I don’t know why, but I feel compelled to comment on this. I was having a hilarious and off tangent facebook conversation with some other real estate agents from across the country focused on the term “raising the bar.” It’s the current term agents cry out to express the need for greater standards in our industry. That battlecry has been going on for my entire career as a real estate agent here in Salem and honestly, the bar hasn’t been raised a whole lot here in Oregon. I mean Oregon just put into law that a real estate agent has to have a high school diploma or GED. That wasn’t in the books before. That’s like raising the bar a millimeter. Not sure that is what the battlecry is about.
Personally I, like these other fellow agents, am tired of the battlecry. See here’s the deal. The government can’t regulate behavior: they can only regulate systems. It is up to each of us that makes up the system to regulate our behavior. If we want to talk about real estate fraud then brokerage owners need to look at how they fail to train their agents. If we want to talk about improving the world of real estate it is up to the business owners, whether your own a brokerage or a mortgage business to have their own standards. Government has never been about raising the bar; it has always been about the lowest notch on the bar. It is the responsibility of the business owners to ensure that we are well above that lowest notch.
I am not the biggest brokerage in town. I don’t have “bragging rights” that I have 100 agents working at my firm. I also don’t have to worry about real estate fraud. I don’t have to worry that I have a mediocre agent in my midst. My agents have direct access to a real estate attorney for any help they need. Part of preventing fraud is making sure your agents can be successful so that they aren’t in a position of having to compromise their ethics.
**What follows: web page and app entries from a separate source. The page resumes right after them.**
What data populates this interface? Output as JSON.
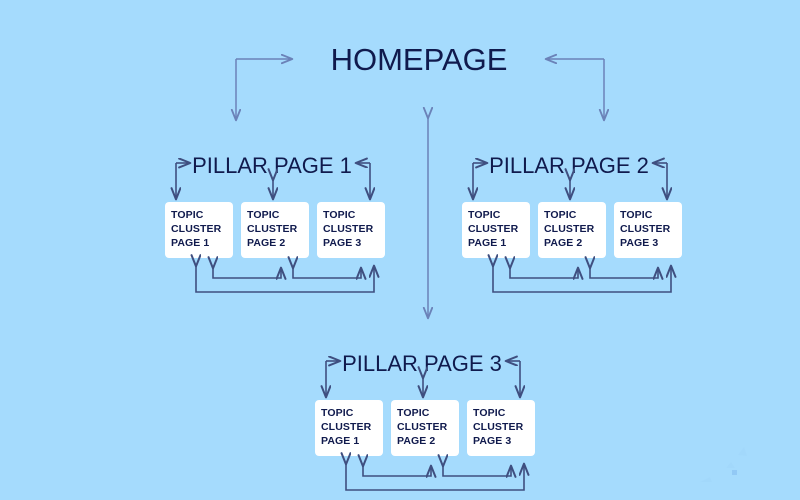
{
  "diagram": {
    "type": "hierarchy-flowchart",
    "title_text": "HOMEPAGE",
    "background_color": "#a5dbfd",
    "text_color": "#101a4d",
    "box_fill_color": "#ffffff",
    "connector_color": "#3f4f80",
    "homepage": {
      "label": "HOMEPAGE"
    },
    "pillars": [
      {
        "id": "pillar-page-1",
        "label": "PILLAR PAGE 1",
        "clusters": [
          {
            "id": "p1-c1",
            "line1": "TOPIC",
            "line2": "CLUSTER",
            "line3": "PAGE 1"
          },
          {
            "id": "p1-c2",
            "line1": "TOPIC",
            "line2": "CLUSTER",
            "line3": "PAGE 2"
          },
          {
            "id": "p1-c3",
            "line1": "TOPIC",
            "line2": "CLUSTER",
            "line3": "PAGE 3"
          }
        ]
      },
      {
        "id": "pillar-page-2",
        "label": "PILLAR PAGE 2",
        "clusters": [
          {
            "id": "p2-c1",
            "line1": "TOPIC",
            "line2": "CLUSTER",
            "line3": "PAGE 1"
          },
          {
            "id": "p2-c2",
            "line1": "TOPIC",
            "line2": "CLUSTER",
            "line3": "PAGE 2"
          },
          {
            "id": "p2-c3",
            "line1": "TOPIC",
            "line2": "CLUSTER",
            "line3": "PAGE 3"
          }
        ]
      },
      {
        "id": "pillar-page-3",
        "label": "PILLAR PAGE 3",
        "clusters": [
          {
            "id": "p3-c1",
            "line1": "TOPIC",
            "line2": "CLUSTER",
            "line3": "PAGE 1"
          },
          {
            "id": "p3-c2",
            "line1": "TOPIC",
            "line2": "CLUSTER",
            "line3": "PAGE 2"
          },
          {
            "id": "p3-c3",
            "line1": "TOPIC",
            "line2": "CLUSTER",
            "line3": "PAGE 3"
          }
        ]
      }
    ]
  }
}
I’d rather be the smallest game in town, with the best agents, even if there are only a few of us.
Me…I’m not aiming for the lowest notch. Forget about raising the bar for the industry. Raise the bar for yourself or your brokerage. Consumers know the difference.